Monday, October 31, 2016

Sidebar: The Fire Drill Test

As I young child I'd always worried about my house catching on fire. We never had one (thankfully), but for some reason I felt the need to be prepared in case there was one. I'd spend a lot of time thinking about how I'd escape from my second-story bedroom window. But I'd also spend a lot of time trying to figure out how I would get my cat to safety and then my stuff (mostly stuffed animals).

As an adult I continued to wonder what to do in the event of fire - our apartments frequently had fire safety drills so it was often top of mind. And I would mentally run through a fire drill just to see what I would save, if I could save anything.

Not surprisingly, over the years, it varied little.
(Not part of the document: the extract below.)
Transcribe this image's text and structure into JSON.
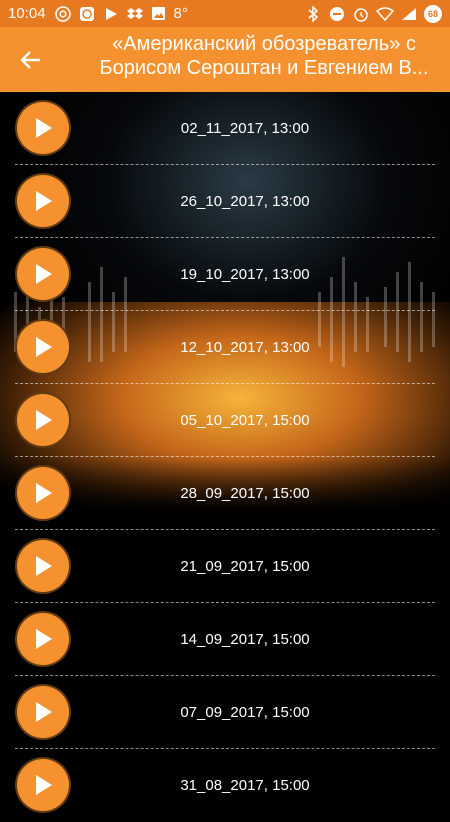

In order of importance and in the order I would "save" it, here is what I would take:
  1. My guy (assuming he was incapable of saving himself) and my pets - I refuse to move any living being I'm responsible for down to #2 on the list.
  2. My loved ones' ashes.
  3. My computer + portable hard drive - it has all my photos and home videos on it. (Yes, I digitized most everything.)
  4. My wallet - identification, bank card, credit cards, cash are hugely important items.
  5. My keys - to either return home or to get into my car.
  6. My phone - to call loved ones to assure them I'm okay and to let them know what happened.
Of course if I had more than a minute, I would stack my furniture dolly with my 3 bins of photo albums and scrapbooks and keepsakes/mementos. And maybe grab my Kindle.

Everything that has real value to me that is non-living I could fit in a small backpack. Everything is in easy reach should I have to vacate quickly.

While I may need other things to live comfortably - clothing, bedding, toiletries, some furniture and electronics - they are all replaceable.

And while I might feel a financial loss at their absence, or be annoyed that I had to buy them again, I wouldn't miss them. Not really.

Which is why this is a test that I need to "run" often, especially when I am feeling particularly forgetful.